A French investigation into possible emissions test cheating by Renault has confirmed some of the carmaker’s diesel engines have higher emissions outside of test conditions.
The new report suggests that Renault affixed devices to reduce emissions during tests. Similar to Volkswagen’s ‘defeat devices’ that were discovered in the US, Renault’s vehicles emitted up to ten times the amount of pollutants outside of test conditions.
French newspaper Le Monde reported the possibility of court action being taken earlier this week, saying the probe into Renault’s emissions could contribute towards a criminal investigation that French prosecutors opened against the carmaker in 2016-17.
‘Renault vehicles are not equipped with defeat devices and are homologated in conformity with the regulations in force,’ a Renault spokesman said.
Despite Renault’s statement, ISAT (a French transport institute) confirmed that Renault’s Clio and Captur models shut down one form of emissions control outside a range of air temperatures covering official tests but not everyday use.
Other carmakers currently being investigated by French prosecutors include Volkswagen, PSA Group and Fiat Chrysler Automobiles.
Though it has been years since the Dieselgate scandal broke, carmakers and prosecutors are still feeling the impact of the discovery. While French prosecutors target Renault, elsewhere fines are being dispensed left and right.

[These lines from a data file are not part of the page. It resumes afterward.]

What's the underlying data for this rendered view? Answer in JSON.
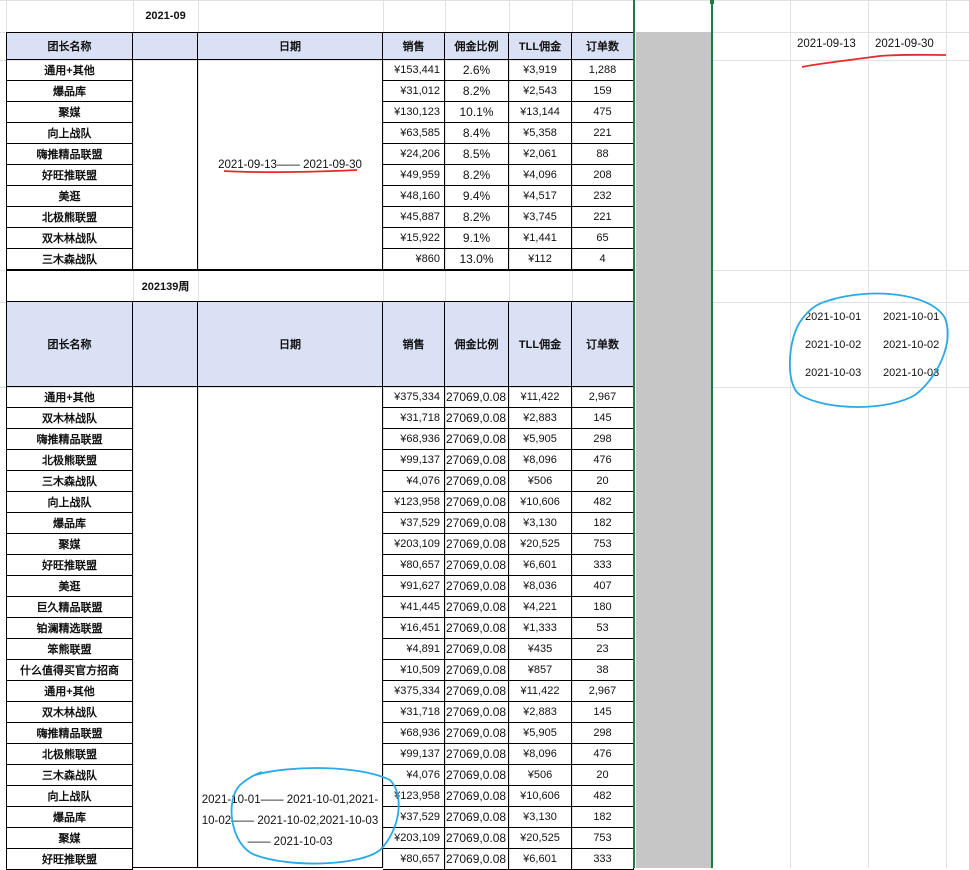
{
  "sheet": {
    "section1": {
      "title": "2021-09",
      "headers": [
        "团长名称",
        "",
        "日期",
        "销售",
        "佣金比例",
        "TLL佣金",
        "订单数"
      ],
      "date_range": "2021-09-13—— 2021-09-30",
      "rows": [
        [
          "通用+其他",
          "¥153,441",
          "2.6%",
          "¥3,919",
          "1,288"
        ],
        [
          "爆品库",
          "¥31,012",
          "8.2%",
          "¥2,543",
          "159"
        ],
        [
          "聚媒",
          "¥130,123",
          "10.1%",
          "¥13,144",
          "475"
        ],
        [
          "向上战队",
          "¥63,585",
          "8.4%",
          "¥5,358",
          "221"
        ],
        [
          "嗨推精品联盟",
          "¥24,206",
          "8.5%",
          "¥2,061",
          "88"
        ],
        [
          "好旺推联盟",
          "¥49,959",
          "8.2%",
          "¥4,096",
          "208"
        ],
        [
          "美逛",
          "¥48,160",
          "9.4%",
          "¥4,517",
          "232"
        ],
        [
          "北极熊联盟",
          "¥45,887",
          "8.2%",
          "¥3,745",
          "221"
        ],
        [
          "双木林战队",
          "¥15,922",
          "9.1%",
          "¥1,441",
          "65"
        ],
        [
          "三木森战队",
          "¥860",
          "13.0%",
          "¥112",
          "4"
        ]
      ]
    },
    "section2": {
      "title": "202139周",
      "headers": [
        "团长名称",
        "",
        "日期",
        "销售",
        "佣金比例",
        "TLL佣金",
        "订单数"
      ],
      "date_lines": [
        "2021-10-01—— 2021-10-01,2021-",
        "10-02—— 2021-10-02,2021-10-03",
        "—— 2021-10-03"
      ],
      "rows": [
        [
          "通用+其他",
          "¥375,334",
          "27069,0.08",
          "¥11,422",
          "2,967"
        ],
        [
          "双木林战队",
          "¥31,718",
          "27069,0.08",
          "¥2,883",
          "145"
        ],
        [
          "嗨推精品联盟",
          "¥68,936",
          "27069,0.08",
          "¥5,905",
          "298"
        ],
        [
          "北极熊联盟",
          "¥99,137",
          "27069,0.08",
          "¥8,096",
          "476"
        ],
        [
          "三木森战队",
          "¥4,076",
          "27069,0.08",
          "¥506",
          "20"
        ],
        [
          "向上战队",
          "¥123,958",
          "27069,0.08",
          "¥10,606",
          "482"
        ],
        [
          "爆品库",
          "¥37,529",
          "27069,0.08",
          "¥3,130",
          "182"
        ],
        [
          "聚媒",
          "¥203,109",
          "27069,0.08",
          "¥20,525",
          "753"
        ],
        [
          "好旺推联盟",
          "¥80,657",
          "27069,0.08",
          "¥6,601",
          "333"
        ],
        [
          "美逛",
          "¥91,627",
          "27069,0.08",
          "¥8,036",
          "407"
        ],
        [
          "巨久精品联盟",
          "¥41,445",
          "27069,0.08",
          "¥4,221",
          "180"
        ],
        [
          "铂澜精选联盟",
          "¥16,451",
          "27069,0.08",
          "¥1,333",
          "53"
        ],
        [
          "笨熊联盟",
          "¥4,891",
          "27069,0.08",
          "¥435",
          "23"
        ],
        [
          "什么值得买官方招商",
          "¥10,509",
          "27069,0.08",
          "¥857",
          "38"
        ],
        [
          "通用+其他",
          "¥375,334",
          "27069,0.08",
          "¥11,422",
          "2,967"
        ],
        [
          "双木林战队",
          "¥31,718",
          "27069,0.08",
          "¥2,883",
          "145"
        ],
        [
          "嗨推精品联盟",
          "¥68,936",
          "27069,0.08",
          "¥5,905",
          "298"
        ],
        [
          "北极熊联盟",
          "¥99,137",
          "27069,0.08",
          "¥8,096",
          "476"
        ],
        [
          "三木森战队",
          "¥4,076",
          "27069,0.08",
          "¥506",
          "20"
        ],
        [
          "向上战队",
          "¥123,958",
          "27069,0.08",
          "¥10,606",
          "482"
        ],
        [
          "爆品库",
          "¥37,529",
          "27069,0.08",
          "¥3,130",
          "182"
        ],
        [
          "聚媒",
          "¥203,109",
          "27069,0.08",
          "¥20,525",
          "753"
        ],
        [
          "好旺推联盟",
          "¥80,657",
          "27069,0.08",
          "¥6,601",
          "333"
        ]
      ]
    },
    "side": {
      "range1": [
        "2021-09-13",
        "2021-09-30"
      ],
      "range2": [
        [
          "2021-10-01",
          "2021-10-01"
        ],
        [
          "2021-10-02",
          "2021-10-02"
        ],
        [
          "2021-10-03",
          "2021-10-03"
        ]
      ]
    },
    "colors": {
      "header_bg": "#dae1f5",
      "gray_band": "#c6c6c6",
      "frame_green": "#1e7b45",
      "annotation_red": "#e52b2b",
      "annotation_blue": "#2aa9e8"
    }
  }
}
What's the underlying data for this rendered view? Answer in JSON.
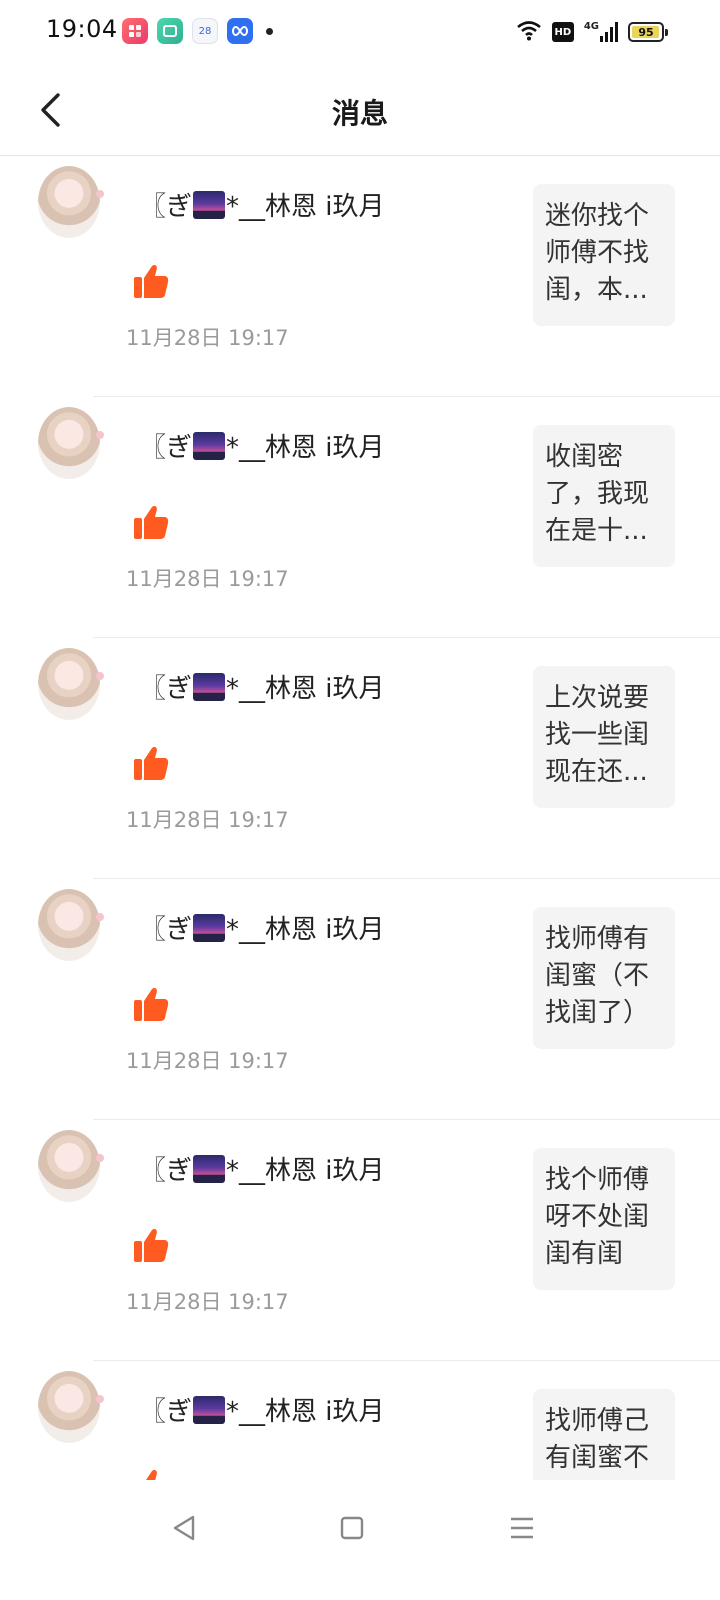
{
  "status_bar": {
    "time": "19:04",
    "notification_icons": [
      "app-icon-red",
      "app-icon-green",
      "calendar-icon",
      "infinity-app-icon"
    ],
    "calendar_day": "28",
    "network": "4G",
    "hd_label": "HD",
    "battery_level": "95",
    "battery_fraction": 0.95,
    "battery_color": "#e8d55a"
  },
  "header": {
    "title": "消息"
  },
  "messages": [
    {
      "username_prefix": "〖ぎ",
      "username_suffix": "*__林恩 i玖月",
      "timestamp": "11月28日 19:17",
      "preview": "迷你找个师傅不找闺，本..."
    },
    {
      "username_prefix": "〖ぎ",
      "username_suffix": "*__林恩 i玖月",
      "timestamp": "11月28日 19:17",
      "preview": "收闺密了，我现在是十..."
    },
    {
      "username_prefix": "〖ぎ",
      "username_suffix": "*__林恩 i玖月",
      "timestamp": "11月28日 19:17",
      "preview": "上次说要找一些闺现在还..."
    },
    {
      "username_prefix": "〖ぎ",
      "username_suffix": "*__林恩 i玖月",
      "timestamp": "11月28日 19:17",
      "preview": "找师傅有闺蜜（不找闺了）"
    },
    {
      "username_prefix": "〖ぎ",
      "username_suffix": "*__林恩 i玖月",
      "timestamp": "11月28日 19:17",
      "preview": "找个师傅呀不处闺闺有闺"
    },
    {
      "username_prefix": "〖ぎ",
      "username_suffix": "*__林恩 i玖月",
      "timestamp": "",
      "preview": "找师傅己有闺蜜不"
    }
  ],
  "colors": {
    "like": "#ff5a1f",
    "preview_bg": "#f4f4f4",
    "timestamp": "#9a9a9a"
  },
  "nav_bar": {
    "buttons": [
      "back-triangle-icon",
      "home-square-icon",
      "menu-lines-icon"
    ]
  }
}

Earlier this month, Porsche was handed a €535 million fine by German prosecutors for its own part in developing ‘defeat devices’ and the scandal itself. Accepting the fine meant the carmaker accepted its role in the scandal.
However, Porsche was quick to denounce diesel, saying in a statement: ‘Porsche AG has never developed and produced diesel engines. Concluding the proceedings is another important step towards ending the diesel topic.’
Germany continues to spearhead investigations, issuing fines to both VW and BMW for their own emissions issues in February. The country’s motoring authority, the KBA, is also investigating Daimler of suspected manipulation, while all three carmakers are facing action by the EU Commission following the uncovering of a cartel on emissions systems.